“Much castigation, exercise devout." Steevens. 4 Enter Buckingham.] From the Continuation of Harding's Chronicle, 1543, where the account given originally by Sir Tho. mas More is transcribed with some additions, it appears that the person who held this conversation with Hastings was Sir Thomas Howard, who is introduced in the last Act of this play as Earl of Surrey:

- The same morning ere he (Hastings) were up from his bed where Shore's wife lay with him all night there came to him sir Thomas Haward, Howard] sonne to the lord Haward, -as it were of courtesaie, to accoumpaignie him to the counsaill; but forasmiche as the lord Hastings was not ready, he taried a while for him, and hasted him away. This sir Thomas, while the lord Hastings stayed a while commonyng with a priest whom he met in the Tower strete, brake the lordes tale, saying to him merily, • What, my lorde, I pray you come on; wherefore talke you so long with the priest? You have no nede of a priest yet:' and laughed upon him, as though he would saye, you shall have neade of one sone " Fol. 59. Malone. 5 - shriving work in hand ] Shriving work is confession.

Johnson So, in Hamlet:

" the hearers put to sudden death,
“ Not shriving time allow'd.” Steevens.


Pomfret. Before the Castle. Enter RATCLIFF, with a Guard, conducting RIVERS,

GREY,6 and VAUGHAN, to Execution.
Rat. Come, bring forth the prisoners.?

Riv. Sir Richard Ratcliff, let me tell thee this,
To-day shalt thou behold a subject die,
For truth, for duty, and for loyalty.
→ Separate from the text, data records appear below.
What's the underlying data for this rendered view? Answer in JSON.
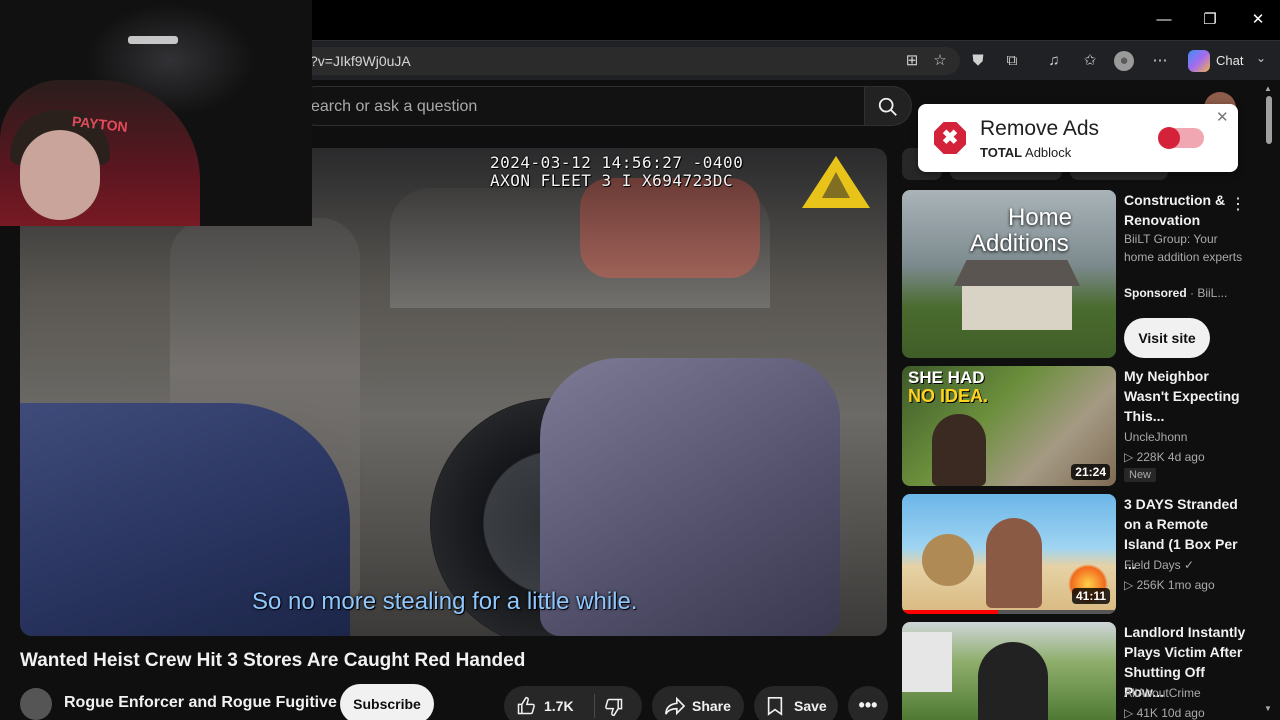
{
  "window": {
    "minimize": "—",
    "maximize": "❐",
    "close": "✕"
  },
  "browser": {
    "url": "?v=JIkf9Wj0uJA",
    "chat_label": "Chat"
  },
  "youtube": {
    "search_placeholder": "earch or ask a question"
  },
  "video": {
    "timestamp_line1": "2024-03-12 14:56:27 -0400",
    "timestamp_line2": "AXON FLEET 3 I X694723DC",
    "subtitle": "So no more stealing for a little while.",
    "title": "Wanted Heist Crew Hit 3 Stores Are Caught Red Handed",
    "channel": "Rogue Enforcer and Rogue Fugitive",
    "subscribe": "Subscribe",
    "likes": "1.7K",
    "share": "Share",
    "save": "Save",
    "more": "•••"
  },
  "webcam": {
    "shirt_text": "PAYTON"
  },
  "adblock": {
    "title": "Remove Ads",
    "brand": "TOTAL",
    "product": "Adblock",
    "close": "✕",
    "logo": "✖"
  },
  "recommendations": [
    {
      "thumb_text_1": "Home",
      "thumb_text_2": "Additions",
      "title": "Construction & Renovation",
      "meta1": "BiiLT Group: Your home addition experts",
      "sponsored": "Sponsored",
      "sponsored_suffix": " · BiiL...",
      "cta": "Visit site"
    },
    {
      "thumb_text_1": "SHE HAD",
      "thumb_text_2": "NO IDEA.",
      "title": "My Neighbor Wasn't Expecting This...",
      "channel": "UncleJhonn",
      "stats": "▷ 228K  4d ago",
      "badge": "New",
      "duration": "21:24"
    },
    {
      "title": "3 DAYS Stranded on a Remote Island (1 Box Per ...",
      "channel": "Field Days ✓",
      "stats": "▷ 256K  1mo ago",
      "duration": "41:11",
      "progress": 0.45
    },
    {
      "title": "Landlord Instantly Plays Victim After Shutting Off Pow...",
      "channel": "AllAboutCrime",
      "stats": "▷ 41K  10d ago"
    }
  ],
  "colors": {
    "accent_red": "#ff0000",
    "adblock_red": "#d3223a",
    "subtitle_blue": "#8fc8ff"
  }
}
Grey. God keep the prince from all the pack of you! A knot you are of damned blood-suckers.

Vaugh. You live, that shall cry woe for this hereafter.
Rat. Despatch; the limits of your lives is out.

Riv. O Pomfret, Pomfret! O thou bloody prison,
Fatal and ominous to noble peers!
Within the guilty closure of thy walls,
Richard the second here was hack'd to death:
And, for more slander to thy dismal seat,
We give thee up our guiltless blood to drink.

Grey. Now Margaret's curse is fallen upon our heads,
When she exclaim'd on Hastings, you, and I,
For standing by when Richard stabb'd her son.
Riv. Then curs'd she Hastings, then curs’d she Buck-

Then curs'd she Richard :-0, remember, God,
To hear her prayers for them, as now for us!
And for my sister, and her princely sons

6_ Grey,] Queen Elizabeth Grey is deservedly pitied for losing her two sons; but the royalty of their birth has so engrossed the attention of historians, that they never reckon into the number of her misfortunes the murder of this her second son, Sir Richard Grey. It is as remarkable how slightly the death of our Earl Rivers is always mentioned, though a man invested with such high offices of trust and dignity; and how much we dwell on the execution of the Lord Chamberlain Hastings, a man in every light his inferior. In truth, the generality draw their ideas of English story, from the tragick rather than the historick authors. Walpole.

7 Come, bring forth the prisoners.] This speech is wanting in the folio, and might (as it has neither use, nor pretensions to metre,) be as well omitted as retained. Steevens.

8—the limit -] For the limited time. See Vol. VIII, p. 149, n. 8. Malone.


« PreviousContinue »